Image Credit: Caltech
We’ve predicted its existence because of the deformed orbital path of some of the outer planets in our Solar System. Specifically, there’s a strange tilt to the solar system's plane, and in order for this to happen, something big and with just the right gravitational influence would have had to influenced it.
Because astronomers currently have no leads on where Planet Nine is, or if it’s even out there, it’s quite a strong hypothesis. Nevertheless, they haven’t given up searching for it and are now calling on the public to help them find it.
Amateur stargazers are being welcomed by Australian National University astronomers to help look at images robotically taken with space imaging equipment to try and figure out where Planet Nine might be. It’s hoped that by getting some extra sets of eyes on the images, it might be possible to spot something that the professionals may have missed.

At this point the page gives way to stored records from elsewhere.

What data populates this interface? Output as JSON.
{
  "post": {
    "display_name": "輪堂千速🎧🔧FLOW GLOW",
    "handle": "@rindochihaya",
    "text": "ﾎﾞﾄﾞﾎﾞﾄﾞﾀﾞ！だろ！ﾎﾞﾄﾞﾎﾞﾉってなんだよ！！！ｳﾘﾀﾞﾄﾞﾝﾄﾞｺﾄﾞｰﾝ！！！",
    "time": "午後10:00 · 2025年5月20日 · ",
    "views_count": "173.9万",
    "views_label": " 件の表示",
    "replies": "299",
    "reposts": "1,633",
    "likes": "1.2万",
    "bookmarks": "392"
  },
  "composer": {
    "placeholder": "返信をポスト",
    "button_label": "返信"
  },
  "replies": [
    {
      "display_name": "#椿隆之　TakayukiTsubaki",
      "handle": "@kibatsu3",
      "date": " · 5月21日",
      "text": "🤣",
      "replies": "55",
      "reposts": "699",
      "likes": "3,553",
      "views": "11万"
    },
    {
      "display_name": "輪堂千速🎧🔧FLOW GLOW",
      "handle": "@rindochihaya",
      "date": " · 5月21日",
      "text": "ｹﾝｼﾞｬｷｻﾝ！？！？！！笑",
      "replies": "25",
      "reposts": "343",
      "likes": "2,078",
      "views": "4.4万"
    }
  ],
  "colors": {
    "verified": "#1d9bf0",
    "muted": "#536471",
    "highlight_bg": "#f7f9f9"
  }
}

After all, when you’re looking at a bunch of dark images with little white dots all over the place, all of those white dots can tend to start looking the same after a while, so perhaps that’s not such a bad idea.
“We have the potential to find a new planet in our Solar System that no human has ever seen in our two-million-year history,” said Dr Brad Tucker, the lead of this new initiative. “If this planet exists, it's already in one of our thousands and thousands of images.”
Planet Nine is expected to be a large gassy planet, if it exists, which means it theoretically shouldn’t be that hard to spot. On the other hand, it’s considered to be so far away that the Sun’s light isn’t being reflected very well off of its surface, which in turn makes it harder to see.
The only way we are going to see it from images is to carefully examine the orbit and tilt of our Solar System and look in the general direction that computer models tell us make sense for these features to occur. We should then see either some kind of hazy object or something blocking star light from the distance.
Anyone who comes up with any leads as to where Planet Nine might be will reportedly have some say in what it gets named.
It should be interesting to see if amateur astronomers can offer any help to the pros.